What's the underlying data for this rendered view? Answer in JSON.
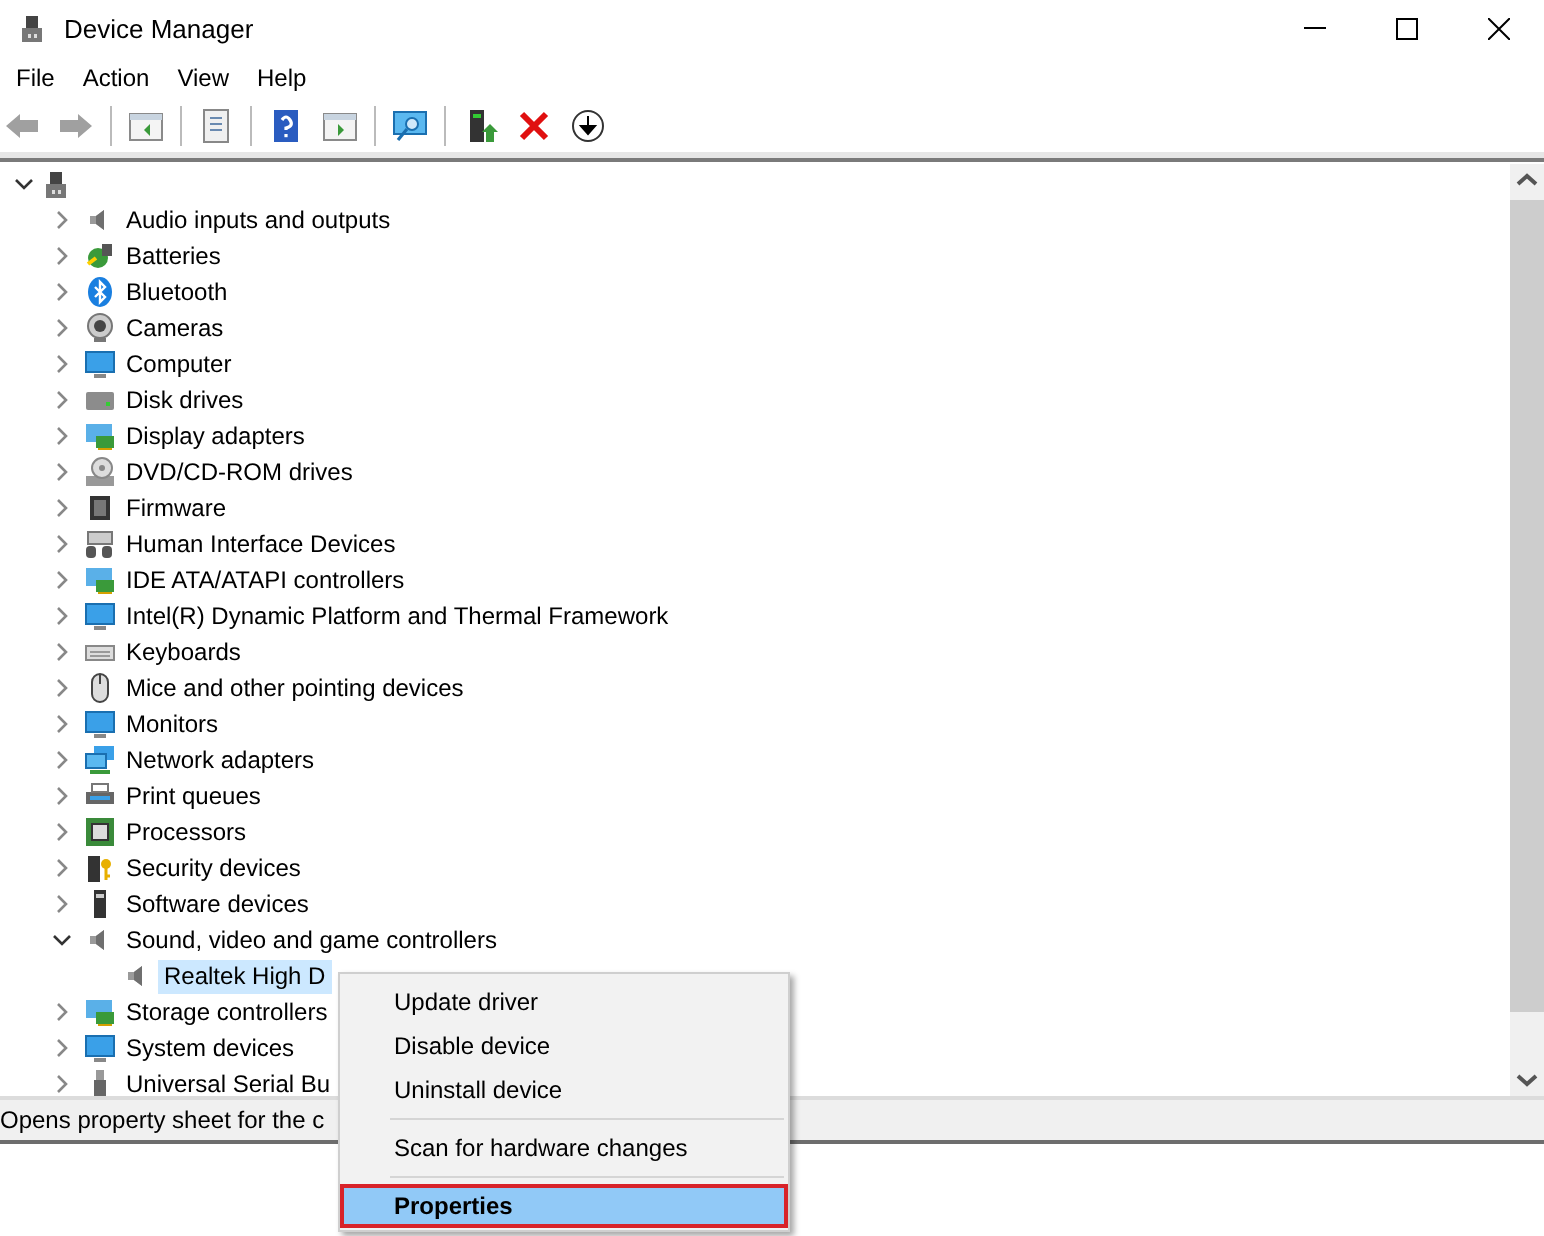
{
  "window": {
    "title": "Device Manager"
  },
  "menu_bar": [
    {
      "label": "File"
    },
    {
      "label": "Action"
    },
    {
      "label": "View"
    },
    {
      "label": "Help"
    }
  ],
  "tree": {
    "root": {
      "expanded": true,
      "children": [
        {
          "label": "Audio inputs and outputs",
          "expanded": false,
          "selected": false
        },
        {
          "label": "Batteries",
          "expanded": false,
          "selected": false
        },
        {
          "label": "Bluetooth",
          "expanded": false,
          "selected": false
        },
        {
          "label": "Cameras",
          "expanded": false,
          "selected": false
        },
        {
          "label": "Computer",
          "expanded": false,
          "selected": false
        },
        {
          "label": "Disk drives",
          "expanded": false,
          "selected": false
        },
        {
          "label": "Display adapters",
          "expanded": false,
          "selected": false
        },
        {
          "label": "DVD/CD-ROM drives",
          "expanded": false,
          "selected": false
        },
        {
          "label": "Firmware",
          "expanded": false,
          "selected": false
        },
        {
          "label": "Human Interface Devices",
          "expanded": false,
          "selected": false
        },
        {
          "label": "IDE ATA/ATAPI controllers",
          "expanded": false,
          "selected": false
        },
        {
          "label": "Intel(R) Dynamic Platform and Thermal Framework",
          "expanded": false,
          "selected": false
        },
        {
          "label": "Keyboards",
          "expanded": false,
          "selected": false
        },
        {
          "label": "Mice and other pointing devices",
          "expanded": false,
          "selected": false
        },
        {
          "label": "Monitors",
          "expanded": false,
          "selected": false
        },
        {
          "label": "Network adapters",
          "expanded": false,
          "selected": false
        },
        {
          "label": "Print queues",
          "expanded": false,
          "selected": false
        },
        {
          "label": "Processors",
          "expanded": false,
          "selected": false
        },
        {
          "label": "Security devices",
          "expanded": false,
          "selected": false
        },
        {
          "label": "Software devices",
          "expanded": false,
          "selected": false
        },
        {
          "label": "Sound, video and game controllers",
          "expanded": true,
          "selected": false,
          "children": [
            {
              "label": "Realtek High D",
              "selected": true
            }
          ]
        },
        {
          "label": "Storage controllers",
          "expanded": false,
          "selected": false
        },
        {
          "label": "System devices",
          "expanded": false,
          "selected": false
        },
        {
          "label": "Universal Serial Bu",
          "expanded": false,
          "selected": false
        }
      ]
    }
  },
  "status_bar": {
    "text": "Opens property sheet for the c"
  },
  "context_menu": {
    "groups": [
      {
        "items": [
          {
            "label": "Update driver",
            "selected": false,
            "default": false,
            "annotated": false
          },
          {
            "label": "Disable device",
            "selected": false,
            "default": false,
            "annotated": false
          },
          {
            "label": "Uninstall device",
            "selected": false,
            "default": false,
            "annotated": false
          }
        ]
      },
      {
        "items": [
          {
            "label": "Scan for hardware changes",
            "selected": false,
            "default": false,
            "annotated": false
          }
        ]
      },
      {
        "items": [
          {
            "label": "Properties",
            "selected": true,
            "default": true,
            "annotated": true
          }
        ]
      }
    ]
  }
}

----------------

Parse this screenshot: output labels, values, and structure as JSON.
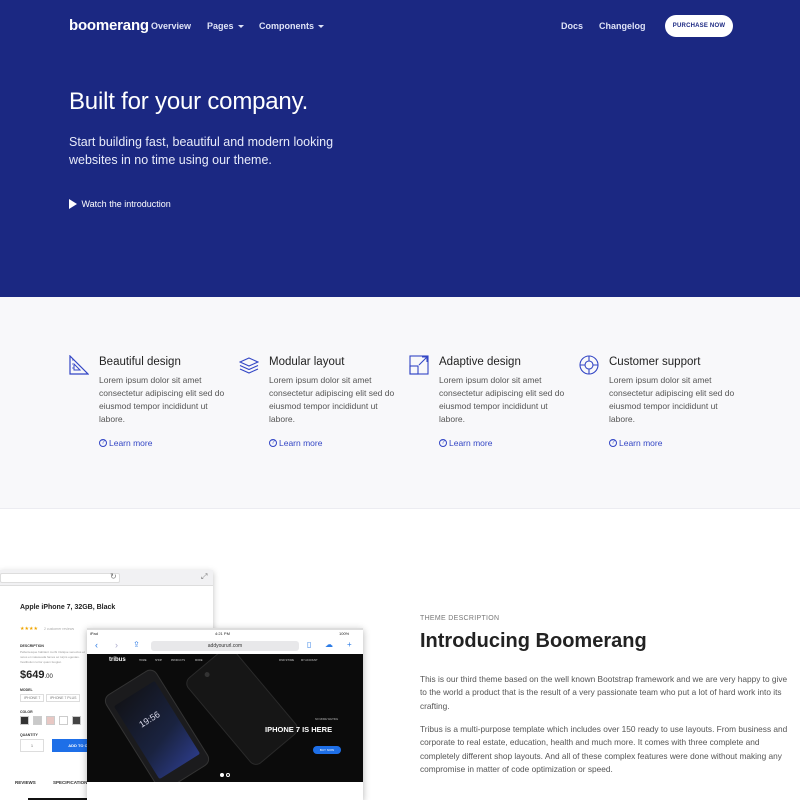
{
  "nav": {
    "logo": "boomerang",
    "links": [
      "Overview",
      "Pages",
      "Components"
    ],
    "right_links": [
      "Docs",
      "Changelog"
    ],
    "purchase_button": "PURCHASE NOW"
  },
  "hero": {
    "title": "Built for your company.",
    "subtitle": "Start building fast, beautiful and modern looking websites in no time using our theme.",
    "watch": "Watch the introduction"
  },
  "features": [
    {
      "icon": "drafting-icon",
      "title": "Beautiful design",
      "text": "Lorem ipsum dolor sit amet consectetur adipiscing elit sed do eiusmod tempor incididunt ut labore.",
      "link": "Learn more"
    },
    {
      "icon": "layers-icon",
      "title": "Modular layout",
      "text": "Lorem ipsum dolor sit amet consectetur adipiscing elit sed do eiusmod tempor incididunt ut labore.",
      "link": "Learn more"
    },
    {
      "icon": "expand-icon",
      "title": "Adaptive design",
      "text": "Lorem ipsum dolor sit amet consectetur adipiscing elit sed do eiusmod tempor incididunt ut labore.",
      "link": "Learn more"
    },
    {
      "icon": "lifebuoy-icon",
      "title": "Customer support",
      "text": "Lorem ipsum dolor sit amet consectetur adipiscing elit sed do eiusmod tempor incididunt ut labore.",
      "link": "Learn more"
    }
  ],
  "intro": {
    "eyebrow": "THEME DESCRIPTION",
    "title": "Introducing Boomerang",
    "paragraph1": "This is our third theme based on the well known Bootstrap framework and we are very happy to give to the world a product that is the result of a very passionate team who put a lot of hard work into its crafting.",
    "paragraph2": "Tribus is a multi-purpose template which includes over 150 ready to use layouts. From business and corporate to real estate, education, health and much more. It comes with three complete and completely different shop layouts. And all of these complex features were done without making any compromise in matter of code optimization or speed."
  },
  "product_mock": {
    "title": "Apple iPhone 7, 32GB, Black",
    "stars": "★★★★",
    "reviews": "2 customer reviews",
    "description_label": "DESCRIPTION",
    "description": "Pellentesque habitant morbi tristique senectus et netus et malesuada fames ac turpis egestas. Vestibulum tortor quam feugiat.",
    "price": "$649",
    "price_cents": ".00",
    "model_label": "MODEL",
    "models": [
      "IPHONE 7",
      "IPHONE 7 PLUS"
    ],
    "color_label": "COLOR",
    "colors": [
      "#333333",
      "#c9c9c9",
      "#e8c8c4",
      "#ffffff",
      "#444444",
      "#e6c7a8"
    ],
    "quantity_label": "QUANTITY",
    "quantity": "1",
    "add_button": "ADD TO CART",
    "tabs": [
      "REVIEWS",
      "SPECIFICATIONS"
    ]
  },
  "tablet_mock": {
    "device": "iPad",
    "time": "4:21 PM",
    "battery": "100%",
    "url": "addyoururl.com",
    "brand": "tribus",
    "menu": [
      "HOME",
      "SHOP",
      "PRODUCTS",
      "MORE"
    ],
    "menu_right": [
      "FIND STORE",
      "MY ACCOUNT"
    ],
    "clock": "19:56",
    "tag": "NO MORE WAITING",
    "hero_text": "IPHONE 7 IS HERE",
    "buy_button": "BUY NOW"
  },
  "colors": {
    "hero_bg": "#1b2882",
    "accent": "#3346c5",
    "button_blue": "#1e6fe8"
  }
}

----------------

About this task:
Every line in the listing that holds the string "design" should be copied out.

Output of the task:
      "title": "Beautiful design",
      "title": "Adaptive design",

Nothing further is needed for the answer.